Douglas Wilson suggests three senses in which the Bible uses the word "amen":
- covenant oath
So I put to you a final question. Having gone through this mighty revelation of doctrine, having followed the mighty demonstration of the great Apostle right away through to chapter 11 verse 32, having listened to the Apostle's doxology where he ends by saying, 'To whom be glory for ever and ever . . .' do you say 'Amen' to this?

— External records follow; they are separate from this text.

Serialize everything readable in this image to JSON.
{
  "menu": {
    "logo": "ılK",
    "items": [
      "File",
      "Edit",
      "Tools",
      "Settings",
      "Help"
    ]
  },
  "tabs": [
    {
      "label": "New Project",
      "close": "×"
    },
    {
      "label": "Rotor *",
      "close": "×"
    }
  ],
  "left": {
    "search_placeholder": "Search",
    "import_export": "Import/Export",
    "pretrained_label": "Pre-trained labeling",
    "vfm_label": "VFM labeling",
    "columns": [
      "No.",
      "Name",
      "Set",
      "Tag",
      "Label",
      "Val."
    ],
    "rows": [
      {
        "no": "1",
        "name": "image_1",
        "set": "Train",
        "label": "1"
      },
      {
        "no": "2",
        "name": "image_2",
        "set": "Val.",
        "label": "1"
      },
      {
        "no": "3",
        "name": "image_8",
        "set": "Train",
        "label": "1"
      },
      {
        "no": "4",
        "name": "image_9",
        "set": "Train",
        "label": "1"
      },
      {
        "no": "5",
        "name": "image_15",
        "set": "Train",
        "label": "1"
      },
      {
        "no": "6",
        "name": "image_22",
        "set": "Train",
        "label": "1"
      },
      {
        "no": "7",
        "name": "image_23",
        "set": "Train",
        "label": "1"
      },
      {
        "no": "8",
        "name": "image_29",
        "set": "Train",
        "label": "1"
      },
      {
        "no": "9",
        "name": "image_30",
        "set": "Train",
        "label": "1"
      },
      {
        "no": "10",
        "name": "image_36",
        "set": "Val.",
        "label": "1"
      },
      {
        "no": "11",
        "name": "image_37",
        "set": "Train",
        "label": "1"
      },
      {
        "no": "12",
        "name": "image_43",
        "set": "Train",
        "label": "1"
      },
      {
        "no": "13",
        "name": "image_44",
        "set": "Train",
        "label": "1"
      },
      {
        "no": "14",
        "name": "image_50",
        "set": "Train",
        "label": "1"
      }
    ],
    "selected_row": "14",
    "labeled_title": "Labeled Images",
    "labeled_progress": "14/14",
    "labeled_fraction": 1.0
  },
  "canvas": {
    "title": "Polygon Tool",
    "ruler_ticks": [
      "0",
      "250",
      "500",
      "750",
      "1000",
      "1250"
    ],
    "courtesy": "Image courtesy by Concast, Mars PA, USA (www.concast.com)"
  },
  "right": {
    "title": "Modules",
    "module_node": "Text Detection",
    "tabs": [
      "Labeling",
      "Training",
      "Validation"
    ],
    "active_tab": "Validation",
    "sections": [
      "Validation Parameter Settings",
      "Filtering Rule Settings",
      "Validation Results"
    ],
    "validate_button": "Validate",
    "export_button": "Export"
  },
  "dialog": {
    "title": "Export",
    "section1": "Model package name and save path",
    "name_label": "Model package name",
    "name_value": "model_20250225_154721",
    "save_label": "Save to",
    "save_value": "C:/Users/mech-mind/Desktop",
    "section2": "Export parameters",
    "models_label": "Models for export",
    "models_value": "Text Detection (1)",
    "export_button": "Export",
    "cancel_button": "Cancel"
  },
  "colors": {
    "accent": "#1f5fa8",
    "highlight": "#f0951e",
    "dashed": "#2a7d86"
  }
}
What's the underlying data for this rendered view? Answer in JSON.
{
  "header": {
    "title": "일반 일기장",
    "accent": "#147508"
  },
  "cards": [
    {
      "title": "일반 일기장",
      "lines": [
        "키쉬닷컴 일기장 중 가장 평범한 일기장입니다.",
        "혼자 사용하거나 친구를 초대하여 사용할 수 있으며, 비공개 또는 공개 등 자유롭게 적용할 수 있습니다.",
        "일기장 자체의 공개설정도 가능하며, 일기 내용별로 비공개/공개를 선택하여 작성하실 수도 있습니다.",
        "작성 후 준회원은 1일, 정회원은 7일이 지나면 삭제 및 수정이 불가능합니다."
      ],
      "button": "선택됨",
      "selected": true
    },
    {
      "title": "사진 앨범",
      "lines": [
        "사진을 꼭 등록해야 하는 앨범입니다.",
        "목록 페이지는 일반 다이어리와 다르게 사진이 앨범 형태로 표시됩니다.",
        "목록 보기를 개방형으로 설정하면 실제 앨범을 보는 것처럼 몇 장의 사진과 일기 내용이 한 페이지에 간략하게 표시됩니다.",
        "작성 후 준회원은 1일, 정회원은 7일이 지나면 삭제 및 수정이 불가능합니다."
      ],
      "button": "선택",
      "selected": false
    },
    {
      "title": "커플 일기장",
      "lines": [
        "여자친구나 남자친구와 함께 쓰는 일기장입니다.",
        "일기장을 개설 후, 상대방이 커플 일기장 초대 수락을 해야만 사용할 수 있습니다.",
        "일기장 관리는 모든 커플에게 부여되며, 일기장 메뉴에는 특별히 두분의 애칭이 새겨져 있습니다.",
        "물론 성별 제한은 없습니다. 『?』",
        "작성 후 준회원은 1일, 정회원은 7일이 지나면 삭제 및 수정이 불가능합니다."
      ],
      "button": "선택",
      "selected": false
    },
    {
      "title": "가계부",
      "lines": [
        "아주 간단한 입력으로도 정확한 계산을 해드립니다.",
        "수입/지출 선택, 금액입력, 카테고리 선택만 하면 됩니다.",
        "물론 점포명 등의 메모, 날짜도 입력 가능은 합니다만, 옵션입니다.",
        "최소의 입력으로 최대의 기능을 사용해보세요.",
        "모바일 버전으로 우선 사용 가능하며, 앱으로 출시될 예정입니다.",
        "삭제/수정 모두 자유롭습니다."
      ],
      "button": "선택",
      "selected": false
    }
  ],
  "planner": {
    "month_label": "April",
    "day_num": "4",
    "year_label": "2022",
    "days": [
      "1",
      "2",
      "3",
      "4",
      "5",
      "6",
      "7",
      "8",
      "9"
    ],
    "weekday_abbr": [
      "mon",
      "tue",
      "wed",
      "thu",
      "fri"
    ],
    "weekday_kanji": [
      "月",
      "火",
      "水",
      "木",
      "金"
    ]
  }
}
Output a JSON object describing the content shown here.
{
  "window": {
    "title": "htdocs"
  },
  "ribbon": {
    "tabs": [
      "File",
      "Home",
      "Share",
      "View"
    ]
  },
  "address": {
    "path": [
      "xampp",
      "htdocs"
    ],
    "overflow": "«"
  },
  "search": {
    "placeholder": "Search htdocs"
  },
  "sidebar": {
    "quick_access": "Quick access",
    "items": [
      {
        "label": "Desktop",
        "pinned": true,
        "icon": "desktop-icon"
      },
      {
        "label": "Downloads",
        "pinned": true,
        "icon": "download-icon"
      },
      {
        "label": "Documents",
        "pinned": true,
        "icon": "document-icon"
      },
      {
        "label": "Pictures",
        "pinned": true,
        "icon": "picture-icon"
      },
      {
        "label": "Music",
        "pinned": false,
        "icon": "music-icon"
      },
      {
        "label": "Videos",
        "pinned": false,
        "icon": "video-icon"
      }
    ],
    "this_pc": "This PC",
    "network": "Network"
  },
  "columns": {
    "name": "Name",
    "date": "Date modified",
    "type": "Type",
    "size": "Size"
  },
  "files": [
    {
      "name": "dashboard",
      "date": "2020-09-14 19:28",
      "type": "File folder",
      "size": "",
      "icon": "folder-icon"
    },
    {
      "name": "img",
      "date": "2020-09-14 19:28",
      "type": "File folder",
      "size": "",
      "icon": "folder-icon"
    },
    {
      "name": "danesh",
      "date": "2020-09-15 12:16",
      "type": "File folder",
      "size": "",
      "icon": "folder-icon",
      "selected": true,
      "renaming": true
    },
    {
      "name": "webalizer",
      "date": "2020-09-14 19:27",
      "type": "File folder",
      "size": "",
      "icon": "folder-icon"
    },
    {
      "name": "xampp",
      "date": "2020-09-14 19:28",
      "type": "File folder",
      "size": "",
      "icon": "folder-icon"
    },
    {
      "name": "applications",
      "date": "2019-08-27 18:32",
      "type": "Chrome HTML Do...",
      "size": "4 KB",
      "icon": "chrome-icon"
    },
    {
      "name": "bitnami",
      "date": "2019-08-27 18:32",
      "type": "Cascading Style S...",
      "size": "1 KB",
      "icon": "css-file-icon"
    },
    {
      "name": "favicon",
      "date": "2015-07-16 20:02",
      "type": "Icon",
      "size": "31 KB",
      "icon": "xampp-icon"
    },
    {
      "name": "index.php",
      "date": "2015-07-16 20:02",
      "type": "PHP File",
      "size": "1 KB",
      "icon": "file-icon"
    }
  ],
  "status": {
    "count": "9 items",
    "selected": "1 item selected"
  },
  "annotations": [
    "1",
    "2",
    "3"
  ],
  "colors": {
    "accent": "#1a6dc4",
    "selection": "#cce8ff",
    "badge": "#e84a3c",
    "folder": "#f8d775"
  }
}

What does this 'Amen' mean? It means that you confess that you are nothing, that you confess that you are a vile hell-deserving sinner, that you acknowledge gladly that you are what you are solely by the grace of God; that you have ceased to defend yourself, you have ceased to try to excuse yourself, you have ceased to try to justify yourself in any way whatsoever. I go further; that you have ceased to try to pit your mind against God's way. Are you still arguing against election? If you are you have not said your 'Amen' to all this. Do not forget the mighty demonstration of chapters 9-11. The purpose of God according to election! Are you still standing up and putting your mind and your opinion against it? If so you are not saying your 'Amen' to this great doxology. The man who says his 'Amen' is the man who says, I am nothing, He is all. I know nothing, I can do nothing, I have nothing. I am simply a vile sinner, I owe all things to the grace and the glory and the mercy of God and I give it Him. I give it Him with my lips, I confess Him, I say I am nothing, I say it is all of Him—I do it by my life. I am ready to say what Paul says, not only here but again to the Corinthians: 'Of him (of God) are ye in Christ Jesus, who of God is made unto us wisdom, and righteousness, and sanctification, and redemption: That, according as it is written, him that glorieth, let him glory in the Lord.' And I say 'Amen' to it. What can we say? There is nothing to say except what the Apostle says: 'To whom be glory for ever'!